When you come to assess your following, potentially for a new employer, you will need to be careful to analyse it accurately and honestly. Over-promising on what you can deliver is a sure fire route to disaster and will leave neither you nor your new employer in a good position.

Clients are obviously the highest value of your following, with a direct impact on your fee earning potential. How many of your clients are actually your clients, rather than the firm’s? How many of them will be happy for you to continue serving them, as opposed to one of your colleagues at your current employment? Deciding the outcome of this can be difficult, but necessary and, even if you are not planning on moving, it may provide pointers for the clients with whom you could improve your relationship.

Do not forget the rest

Whilst clients should provide the headline of your following, do not underestimate the value of any other knowledge or contacts you would be able to promise a new employer. Even elements such as the willingness of your assistant to join you in your new employment could have an impact: that will, after all, save your new employer logistics and recruitment costs, and they will be gaining not just a new employee or partner, but an already established ‘team’.

Think about your intangible connections that you will bring to a prospective new employer, your knowledge of people, firms or partner businesses that could add to their business. Include everyone; from contacts within the legal industry, to local area partners, to journalists whom you have a relationship with.
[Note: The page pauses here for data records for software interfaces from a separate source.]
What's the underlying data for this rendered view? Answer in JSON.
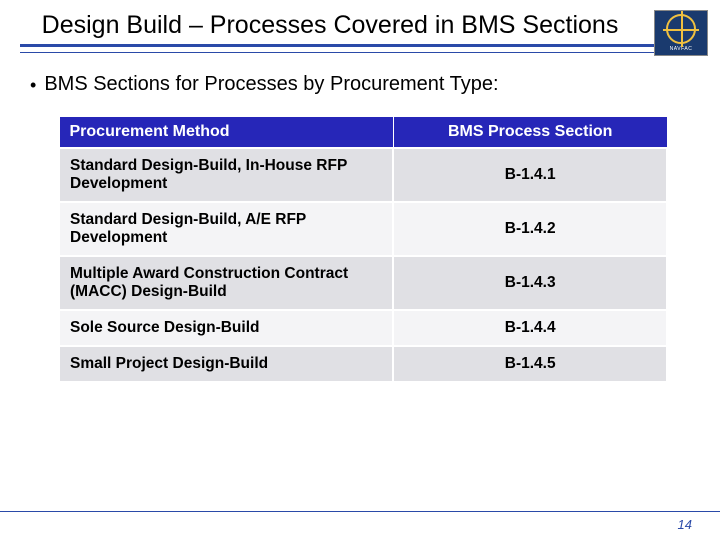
{
  "header": {
    "title": "Design Build – Processes Covered in BMS Sections",
    "logo_label": "NAVFAC"
  },
  "bullet": "BMS Sections for Processes by Procurement Type:",
  "table": {
    "headers": [
      "Procurement Method",
      "BMS Process Section"
    ],
    "rows": [
      {
        "method": "Standard Design-Build, In-House RFP Development",
        "section": "B-1.4.1"
      },
      {
        "method": "Standard Design-Build, A/E RFP Development",
        "section": "B-1.4.2"
      },
      {
        "method": "Multiple Award Construction Contract (MACC) Design-Build",
        "section": "B-1.4.3"
      },
      {
        "method": "Sole Source Design-Build",
        "section": "B-1.4.4"
      },
      {
        "method": "Small Project Design-Build",
        "section": "B-1.4.5"
      }
    ]
  },
  "page_number": "14"
}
Even if your following is already good, it is unlikely that you will not have areas for improvement, relationships that could be solidified, or networking opportunities you have not leveraged. As we round out our fourth step, give some thought to how your following could grow and make 2014 the year you complete some of those actions.

Previous articles in this series:

Step 1: Ask the right questions

Step 2: Know your strengths and development areas

Step 3: Recognise changes within the industry and adapt to them